# Required action
If a record holds a picture, drop the picture and return the rest of the record word for word.

--- Data for this exercise ---

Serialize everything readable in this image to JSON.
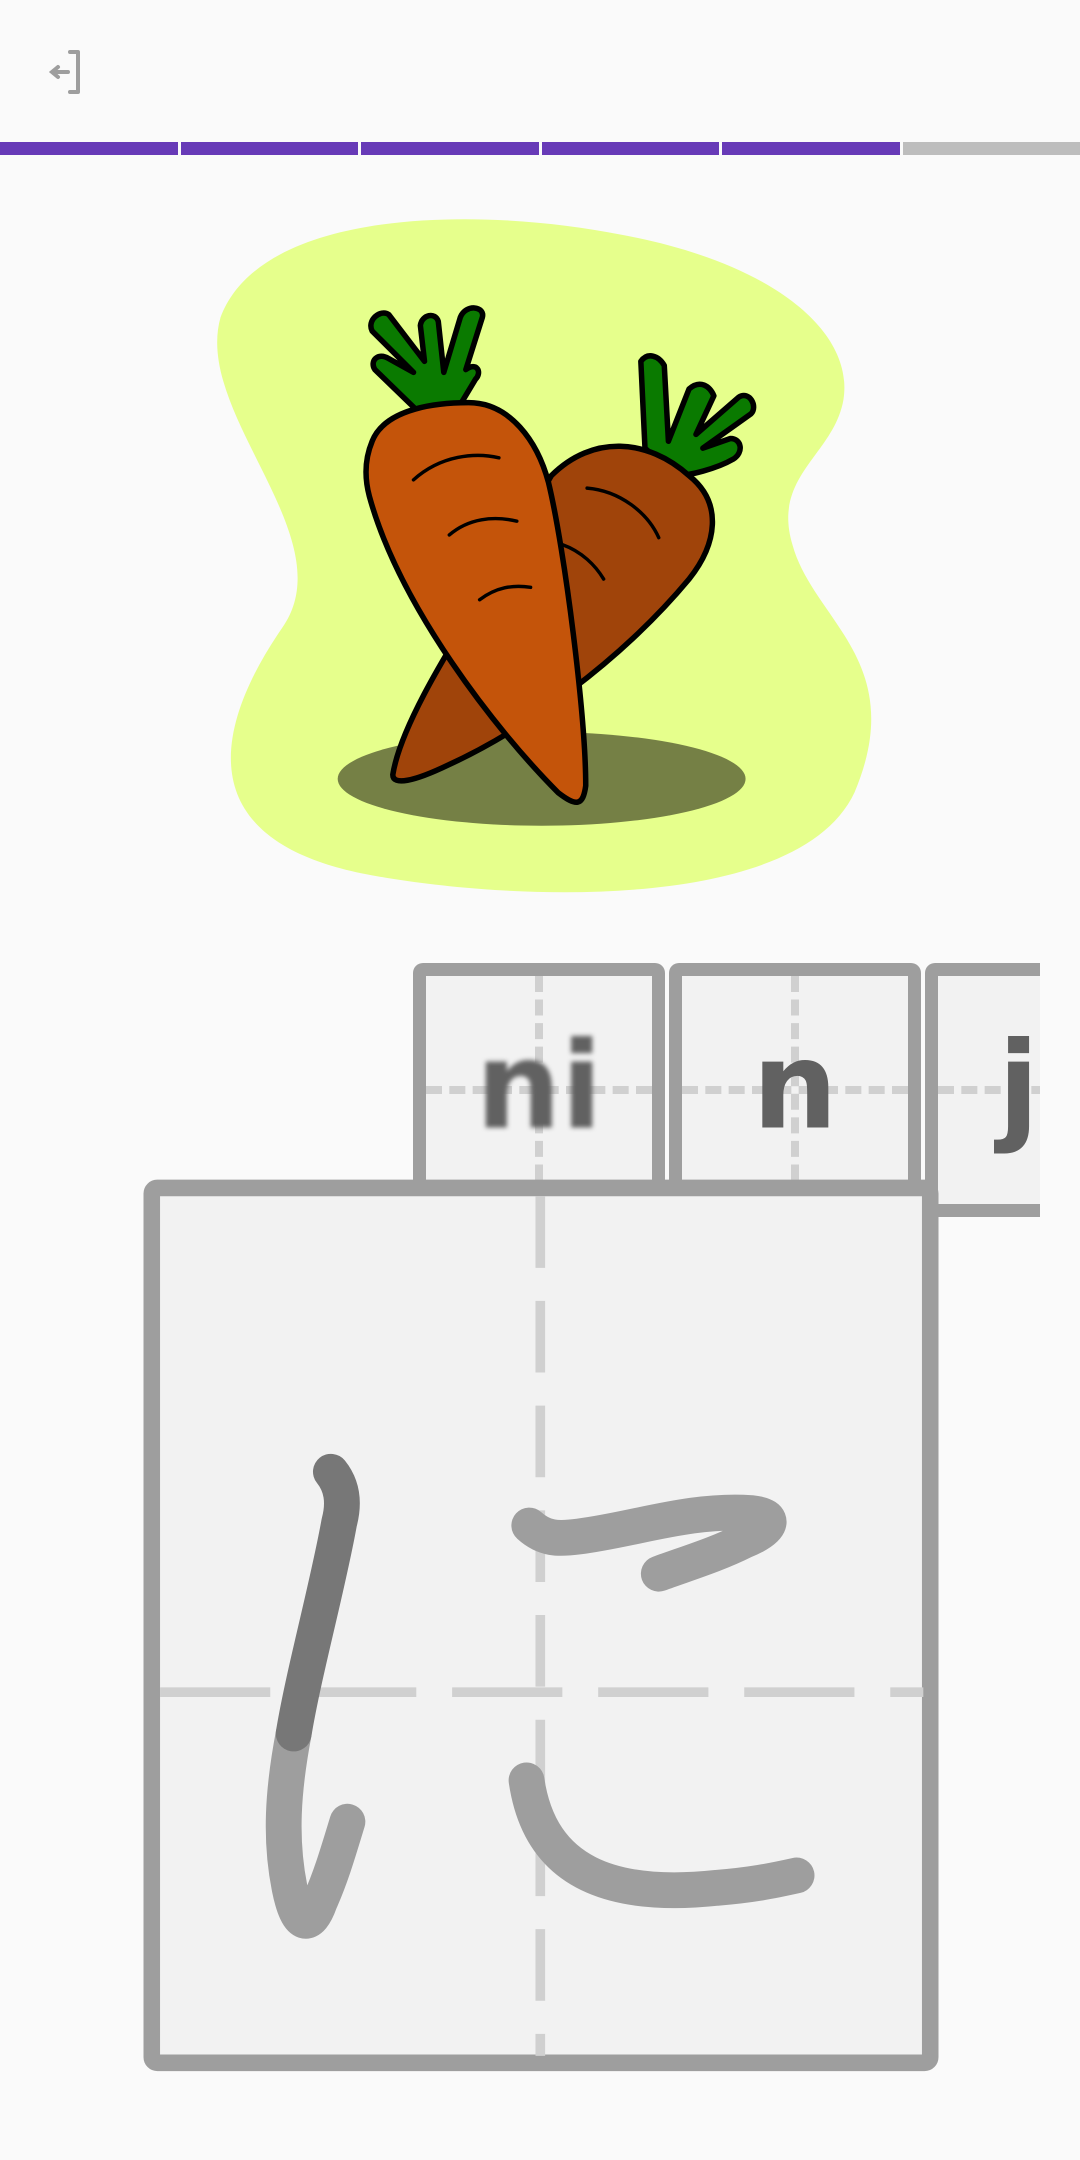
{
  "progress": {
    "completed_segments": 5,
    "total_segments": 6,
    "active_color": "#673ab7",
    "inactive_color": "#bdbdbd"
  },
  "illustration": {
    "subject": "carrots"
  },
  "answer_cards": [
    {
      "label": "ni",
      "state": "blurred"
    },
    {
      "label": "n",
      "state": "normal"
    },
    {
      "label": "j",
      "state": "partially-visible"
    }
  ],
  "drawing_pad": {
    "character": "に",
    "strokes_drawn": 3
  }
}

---

# Exercise response
Serialize everything readable in this image to JSON.
{
  "progress": {
    "completed_segments": 5,
    "total_segments": 6,
    "active_color": "#673ab7",
    "inactive_color": "#bdbdbd"
  },
  "illustration": {
    "subject": "carrots"
  },
  "answer_cards": [
    {
      "label": "ni",
      "state": "blurred"
    },
    {
      "label": "n",
      "state": "normal"
    },
    {
      "label": "j",
      "state": "partially-visible"
    }
  ],
  "drawing_pad": {
    "character": "に",
    "strokes_drawn": 3
  }
}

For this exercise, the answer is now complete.